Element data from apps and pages
* * *
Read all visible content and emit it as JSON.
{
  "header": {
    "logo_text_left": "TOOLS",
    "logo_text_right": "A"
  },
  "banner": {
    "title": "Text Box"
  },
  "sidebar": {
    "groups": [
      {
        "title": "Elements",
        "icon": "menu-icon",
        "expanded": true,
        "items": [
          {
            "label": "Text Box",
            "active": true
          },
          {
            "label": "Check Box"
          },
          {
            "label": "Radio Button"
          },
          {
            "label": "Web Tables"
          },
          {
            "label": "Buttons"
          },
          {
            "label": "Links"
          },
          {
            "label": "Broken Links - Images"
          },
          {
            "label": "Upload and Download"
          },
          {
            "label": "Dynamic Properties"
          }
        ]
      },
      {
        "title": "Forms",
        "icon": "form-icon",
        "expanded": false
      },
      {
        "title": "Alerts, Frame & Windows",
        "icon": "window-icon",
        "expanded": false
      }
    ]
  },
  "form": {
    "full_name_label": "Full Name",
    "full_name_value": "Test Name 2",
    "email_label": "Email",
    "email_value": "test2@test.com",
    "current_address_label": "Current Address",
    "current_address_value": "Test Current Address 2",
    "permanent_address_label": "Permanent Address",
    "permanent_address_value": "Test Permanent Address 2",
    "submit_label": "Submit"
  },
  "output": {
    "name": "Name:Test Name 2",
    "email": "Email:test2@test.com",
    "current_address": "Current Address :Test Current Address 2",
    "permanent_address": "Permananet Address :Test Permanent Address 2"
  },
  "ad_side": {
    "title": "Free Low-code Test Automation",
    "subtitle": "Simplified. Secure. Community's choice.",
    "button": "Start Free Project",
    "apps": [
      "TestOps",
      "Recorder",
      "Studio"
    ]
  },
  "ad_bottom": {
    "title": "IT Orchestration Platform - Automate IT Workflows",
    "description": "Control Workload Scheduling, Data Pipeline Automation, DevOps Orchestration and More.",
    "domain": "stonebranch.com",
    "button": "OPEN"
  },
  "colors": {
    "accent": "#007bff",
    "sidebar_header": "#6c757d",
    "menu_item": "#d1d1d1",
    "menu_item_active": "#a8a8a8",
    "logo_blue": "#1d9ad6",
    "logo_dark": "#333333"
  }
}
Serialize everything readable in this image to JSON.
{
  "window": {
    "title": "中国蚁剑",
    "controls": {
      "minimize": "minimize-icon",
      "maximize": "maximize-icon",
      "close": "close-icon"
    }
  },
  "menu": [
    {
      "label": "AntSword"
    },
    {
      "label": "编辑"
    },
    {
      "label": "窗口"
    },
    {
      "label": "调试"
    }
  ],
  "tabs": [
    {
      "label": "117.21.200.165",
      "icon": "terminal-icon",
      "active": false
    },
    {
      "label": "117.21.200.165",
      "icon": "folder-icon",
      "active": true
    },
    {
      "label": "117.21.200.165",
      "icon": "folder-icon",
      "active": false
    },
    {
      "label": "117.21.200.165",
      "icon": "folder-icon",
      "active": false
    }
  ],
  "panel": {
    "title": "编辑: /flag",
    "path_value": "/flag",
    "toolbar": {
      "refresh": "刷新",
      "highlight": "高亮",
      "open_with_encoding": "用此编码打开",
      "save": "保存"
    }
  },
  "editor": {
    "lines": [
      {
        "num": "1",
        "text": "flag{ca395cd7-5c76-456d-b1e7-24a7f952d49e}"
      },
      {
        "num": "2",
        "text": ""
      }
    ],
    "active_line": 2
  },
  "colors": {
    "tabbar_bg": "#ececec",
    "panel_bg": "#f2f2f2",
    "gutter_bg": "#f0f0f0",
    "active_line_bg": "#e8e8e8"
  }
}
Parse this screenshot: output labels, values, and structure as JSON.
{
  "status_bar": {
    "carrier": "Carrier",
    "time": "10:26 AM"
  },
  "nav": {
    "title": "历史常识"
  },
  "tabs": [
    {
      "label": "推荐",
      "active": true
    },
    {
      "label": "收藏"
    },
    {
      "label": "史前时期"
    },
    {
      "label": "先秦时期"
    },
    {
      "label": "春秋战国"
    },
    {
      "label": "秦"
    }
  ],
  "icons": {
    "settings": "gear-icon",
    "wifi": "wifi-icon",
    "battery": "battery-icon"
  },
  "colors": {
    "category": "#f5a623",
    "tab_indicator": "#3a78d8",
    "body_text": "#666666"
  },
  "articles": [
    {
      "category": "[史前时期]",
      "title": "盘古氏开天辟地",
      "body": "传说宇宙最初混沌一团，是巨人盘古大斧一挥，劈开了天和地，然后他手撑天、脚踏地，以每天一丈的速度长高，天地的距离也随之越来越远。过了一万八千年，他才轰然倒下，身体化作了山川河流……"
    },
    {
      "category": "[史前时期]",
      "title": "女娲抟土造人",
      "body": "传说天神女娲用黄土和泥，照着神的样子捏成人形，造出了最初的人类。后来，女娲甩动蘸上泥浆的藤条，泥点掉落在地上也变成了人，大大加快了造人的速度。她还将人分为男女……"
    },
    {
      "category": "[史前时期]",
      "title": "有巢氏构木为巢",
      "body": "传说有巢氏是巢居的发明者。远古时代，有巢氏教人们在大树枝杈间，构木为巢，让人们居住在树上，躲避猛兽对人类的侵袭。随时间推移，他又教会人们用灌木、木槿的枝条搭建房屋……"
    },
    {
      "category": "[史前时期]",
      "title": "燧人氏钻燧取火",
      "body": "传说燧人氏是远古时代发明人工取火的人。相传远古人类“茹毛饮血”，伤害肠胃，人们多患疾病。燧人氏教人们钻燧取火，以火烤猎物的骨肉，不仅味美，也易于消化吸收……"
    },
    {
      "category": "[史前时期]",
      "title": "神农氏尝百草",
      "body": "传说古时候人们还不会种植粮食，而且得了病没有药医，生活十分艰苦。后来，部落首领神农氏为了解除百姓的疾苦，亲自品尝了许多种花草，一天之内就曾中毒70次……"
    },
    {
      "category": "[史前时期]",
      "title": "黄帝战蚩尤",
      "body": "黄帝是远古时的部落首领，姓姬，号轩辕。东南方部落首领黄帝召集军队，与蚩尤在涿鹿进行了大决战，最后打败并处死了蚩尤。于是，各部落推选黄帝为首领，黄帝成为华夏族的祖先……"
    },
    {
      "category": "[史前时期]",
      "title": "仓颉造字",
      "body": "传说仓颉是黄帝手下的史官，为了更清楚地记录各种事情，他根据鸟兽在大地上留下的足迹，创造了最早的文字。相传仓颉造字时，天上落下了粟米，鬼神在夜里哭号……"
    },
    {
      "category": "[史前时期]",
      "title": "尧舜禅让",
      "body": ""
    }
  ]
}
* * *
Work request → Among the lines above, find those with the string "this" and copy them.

Answer section →
Serialize everything readable in this image to JSON.
Parse this screenshot: output labels, values, and structure as JSON.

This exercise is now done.